- College tuition has been rising at five times the rate of inflation, with no signs of abating.
- Many successful families do a great job of saving for college, but overlook the jaw-dropping cost of graduate and professional school.
- Did you know there are alternatives to 529 plans or crippling student loans?
Most people agree that a college degree still gives you a leg up on achieving the American Dream. But the price of that diploma has been going up at 5-times the rate of inflation since 1980. Tuition, room and board is now over $70,000 a year at the prestigious private universities that many of you are considering. Further, just two in five undergrads (41%) graduate in four years or less, which means even more tuition payments than you may have planned on.
To make matters worse, many of you pay a penalty for being successful. Your high income and high home equity here in the Northeast substantially reduce your child’s ability to quality for need-based financial aid.
As financially responsible parents, we don’t want to saddle our kids with crushing student loans, which can dog them throughout their adult lives and limit their chance to become homeowners and build wealth.
So, we invest tons of money in 529 plans and other college savings vehicles.

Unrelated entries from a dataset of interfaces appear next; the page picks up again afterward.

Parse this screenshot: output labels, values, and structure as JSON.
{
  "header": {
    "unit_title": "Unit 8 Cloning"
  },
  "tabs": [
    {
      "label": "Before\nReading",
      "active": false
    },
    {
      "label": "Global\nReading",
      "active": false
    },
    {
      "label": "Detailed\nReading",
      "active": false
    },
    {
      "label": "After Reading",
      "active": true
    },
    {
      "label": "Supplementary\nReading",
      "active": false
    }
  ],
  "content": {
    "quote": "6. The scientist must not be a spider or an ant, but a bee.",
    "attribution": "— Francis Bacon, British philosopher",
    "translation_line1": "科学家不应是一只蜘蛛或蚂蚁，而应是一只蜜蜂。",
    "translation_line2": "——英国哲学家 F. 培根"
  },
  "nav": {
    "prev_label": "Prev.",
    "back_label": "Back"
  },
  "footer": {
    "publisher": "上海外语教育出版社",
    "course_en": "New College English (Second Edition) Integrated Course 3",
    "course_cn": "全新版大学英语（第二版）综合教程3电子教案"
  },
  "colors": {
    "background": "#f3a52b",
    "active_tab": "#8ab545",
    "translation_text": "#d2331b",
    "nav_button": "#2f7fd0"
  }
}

There are many great things about 529 plans, including tax-free growth and often state income tax deductions, but all the great work you did to save and invest for college is simply handed over to the university bursar’s office for their benefit once your student sets foot on campus. The asset you’ve built now will stop earning forever which creates a big “opportunity cost” at a time it was starting to gain momentum with compounding. Having your money retire early kills the compound curve for that portion of your wealth.

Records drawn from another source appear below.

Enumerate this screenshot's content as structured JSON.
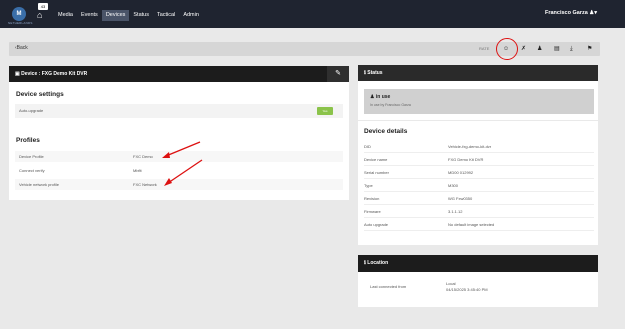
{
  "nav": {
    "badge": "43",
    "logo_text": "NETHERLANDS",
    "items": [
      "Media",
      "Events",
      "Devices",
      "Status",
      "Tactical",
      "Admin"
    ],
    "active": "Devices",
    "user": "Francisco Garza"
  },
  "toolbar": {
    "back": "Back",
    "rate": "RATE"
  },
  "device": {
    "title": "Device : FXG Demo Kit DVR",
    "settings_title": "Device settings",
    "auto_upgrade_label": "Auto-upgrade",
    "toggle_label": "Yes",
    "profiles_title": "Profiles",
    "profiles": [
      {
        "label": "Device Profile",
        "value": "FXC Demo"
      },
      {
        "label": "Connect verify",
        "value": "Mbfit"
      },
      {
        "label": "Vehicle network profile",
        "value": "FXC Network"
      }
    ]
  },
  "status": {
    "title": "Status",
    "state": "in use",
    "sub": "In use by Francisco Garza"
  },
  "details": {
    "title": "Device details",
    "rows": [
      {
        "label": "DID",
        "value": "Vehicle-fxg-demo-kit-dvr"
      },
      {
        "label": "Device name",
        "value": "FXG Demo Kit DVR"
      },
      {
        "label": "Serial number",
        "value": "MD00 012992"
      },
      {
        "label": "Type",
        "value": "M300"
      },
      {
        "label": "Revision",
        "value": "WG Fxw0350"
      },
      {
        "label": "Firmware",
        "value": "3.1.1.12"
      },
      {
        "label": "Auto upgrade",
        "value": "No default image selected"
      }
    ]
  },
  "location": {
    "title": "Location",
    "last_connected_label": "Last connected from",
    "last_connected_value": "Local",
    "last_connected_date": "04/15/2025 3:45:40 PM"
  },
  "colors": {
    "topbar": "#1f2430",
    "accent_red": "#d11",
    "toggle": "#8bc34a"
  }
}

See more about the pros and cons of 529 plans.
I’ve also noticed that many successful families do a great job of saving for their student’s college education—but they neglect to save for graduate school. Tuition, room and board at top law schools is about $90,000 a year and the median cost of four years of medical school attendance was $250,222 at public institutions and $330,180 at private colleges, according to a fall 2020 report issued by the Association of American Medical Colleges. Top MBA programs are not that much less. Even many of our highest net worth clients don’t have that kind of money saved in their 529 plans.
Opportunity cost of college saving

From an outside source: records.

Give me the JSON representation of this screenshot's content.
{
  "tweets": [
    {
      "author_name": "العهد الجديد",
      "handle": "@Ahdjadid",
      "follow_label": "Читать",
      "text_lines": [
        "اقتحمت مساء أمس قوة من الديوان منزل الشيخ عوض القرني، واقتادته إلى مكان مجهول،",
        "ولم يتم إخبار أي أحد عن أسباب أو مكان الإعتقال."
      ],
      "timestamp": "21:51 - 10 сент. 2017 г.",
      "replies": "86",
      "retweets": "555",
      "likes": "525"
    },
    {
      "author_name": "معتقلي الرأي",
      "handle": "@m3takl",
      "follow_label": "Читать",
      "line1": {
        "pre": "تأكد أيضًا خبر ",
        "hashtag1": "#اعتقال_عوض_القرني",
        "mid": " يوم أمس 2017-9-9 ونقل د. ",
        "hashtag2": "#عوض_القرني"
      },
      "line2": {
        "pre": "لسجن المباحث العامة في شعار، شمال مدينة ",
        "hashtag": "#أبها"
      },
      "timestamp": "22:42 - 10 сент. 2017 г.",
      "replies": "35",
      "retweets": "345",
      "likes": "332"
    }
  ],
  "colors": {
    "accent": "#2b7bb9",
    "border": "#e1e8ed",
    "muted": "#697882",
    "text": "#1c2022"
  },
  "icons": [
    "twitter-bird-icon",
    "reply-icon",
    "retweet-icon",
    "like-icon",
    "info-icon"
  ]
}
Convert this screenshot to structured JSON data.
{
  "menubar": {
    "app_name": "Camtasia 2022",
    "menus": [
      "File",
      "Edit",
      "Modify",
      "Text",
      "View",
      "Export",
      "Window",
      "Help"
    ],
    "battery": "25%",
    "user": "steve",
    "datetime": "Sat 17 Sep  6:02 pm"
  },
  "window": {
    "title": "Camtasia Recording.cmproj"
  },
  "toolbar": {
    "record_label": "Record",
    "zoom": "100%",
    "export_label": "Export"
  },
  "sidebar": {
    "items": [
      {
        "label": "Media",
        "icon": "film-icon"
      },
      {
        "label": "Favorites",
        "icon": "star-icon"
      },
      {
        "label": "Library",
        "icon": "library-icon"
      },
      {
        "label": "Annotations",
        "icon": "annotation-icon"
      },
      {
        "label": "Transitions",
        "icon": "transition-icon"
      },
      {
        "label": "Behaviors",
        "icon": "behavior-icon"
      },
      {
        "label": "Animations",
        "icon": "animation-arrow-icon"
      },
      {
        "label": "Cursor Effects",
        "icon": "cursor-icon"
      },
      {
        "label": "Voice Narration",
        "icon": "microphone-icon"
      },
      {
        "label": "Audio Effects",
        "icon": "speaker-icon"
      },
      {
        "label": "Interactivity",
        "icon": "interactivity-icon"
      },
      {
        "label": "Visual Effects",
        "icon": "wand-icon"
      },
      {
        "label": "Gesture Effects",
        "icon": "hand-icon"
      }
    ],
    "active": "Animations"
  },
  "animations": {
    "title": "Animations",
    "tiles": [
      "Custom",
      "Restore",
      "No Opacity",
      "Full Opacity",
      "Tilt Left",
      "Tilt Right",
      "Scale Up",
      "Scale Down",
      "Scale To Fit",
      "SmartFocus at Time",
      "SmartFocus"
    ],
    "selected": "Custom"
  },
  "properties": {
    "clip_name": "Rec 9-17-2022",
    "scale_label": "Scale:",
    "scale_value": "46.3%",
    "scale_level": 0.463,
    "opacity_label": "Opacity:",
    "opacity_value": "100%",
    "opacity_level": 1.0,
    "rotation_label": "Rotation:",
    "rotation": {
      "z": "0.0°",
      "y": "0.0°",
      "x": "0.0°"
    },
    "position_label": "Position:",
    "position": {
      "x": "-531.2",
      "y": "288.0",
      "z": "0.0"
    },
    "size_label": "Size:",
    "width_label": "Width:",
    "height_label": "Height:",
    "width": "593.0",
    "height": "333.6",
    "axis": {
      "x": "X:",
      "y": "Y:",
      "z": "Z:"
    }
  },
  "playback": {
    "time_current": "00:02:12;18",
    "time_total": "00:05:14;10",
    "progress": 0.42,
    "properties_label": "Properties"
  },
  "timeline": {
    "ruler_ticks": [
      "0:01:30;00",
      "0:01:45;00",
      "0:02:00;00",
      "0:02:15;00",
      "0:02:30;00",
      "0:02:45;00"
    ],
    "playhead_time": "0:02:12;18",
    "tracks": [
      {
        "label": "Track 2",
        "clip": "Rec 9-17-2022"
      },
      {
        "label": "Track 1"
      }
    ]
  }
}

Chances are you’re a responsible saver and you’ve been socking away cash in your child’s (or grandchild’s) 529 account since they were tiny. That will certainly make a dent in tuition, room and board (at least for their undergrad years), but that money’s been tied up for many years, which means it can’t grow for your retirement or be reinvested in your business or real estate opportunities. It also can’t be used to pay down the mortgage or other debt you carry. See my recent video about the true cost of higher education.
We all want to do what’s best for our kids, but is it worth delaying your retirement for 10 to 15 years so they can attend an elite private college? Suppose you could save for college without tying up your liquidity or depleting your retirement nest egg? Hint: There are.
One broad alternative is to use borrowed money from another source instead of your own assets. Your assets will grow and compound longer when you leverage someone else’s money. You can borrow from your HELOC, borrow from the bank or other lender, or one of my favorites is a high cash value whole life insurance policy.
- Borrow from HELOC: it can be good, however there is a case in which the banks could take away the line of credit. Make sure you understand the rules of the agreement. Also, you don’t control the terms of the loan so you could be placed in a tough spot if you lose a job and cannot pay it back. Also, the asset itself (house) could lose value depending on market conditions so you could end up owing more than the house is worth at some point.
- Borrow from the life insurance company with Cash Value as collateral: this could be a good option as you can control the terms of the loan since it’s built into the life insurance contract. There is flexibility with the loan as you can take months off of paying it back if something comes up requiring funds elsewhere. Also, the cash value inside the life insurance policy continues to grow uninterrupted tax-free since it was being used as collateral. As you pay back the loan, more money is freed up to used again.
Another good part is that if the insured were to die, a large tax-free death benefit could be used to help fund any remaining college cost as if the person was still alive and producing. Lastly, cash value is not counted when considering the financials of the children or parents for financial aid.
- Purchase an asset (e.g. rental property or private loan) that could create income to fund college. You could even have your child live in the same property and he/she could act as a landlord for other renters. It would give him/her some experience managing an asset and investing in Real Estate. The asset could continue to be rented out, sold or 1031 exchanged to another rental property after graduation while the cash flow helped fund college. College could be funded and the family can walk away with a valuable asset for years to come.
Study after study shows that people with college degrees significantly out-earn those who don’t have degrees over their lifetimes and enjoy more career satisfaction and flexibility. But there’s no reason to bankrupt yourself or delay retirement while helping a child or grandchild achieve their dreams. Why not purchase an asset that can live longer and continue to grow and compound (we know compound interest works in the long-run) while use it as collateral to use someone else money to fund college? This strategy can be applied to just about any large purchase/investment someone is considering.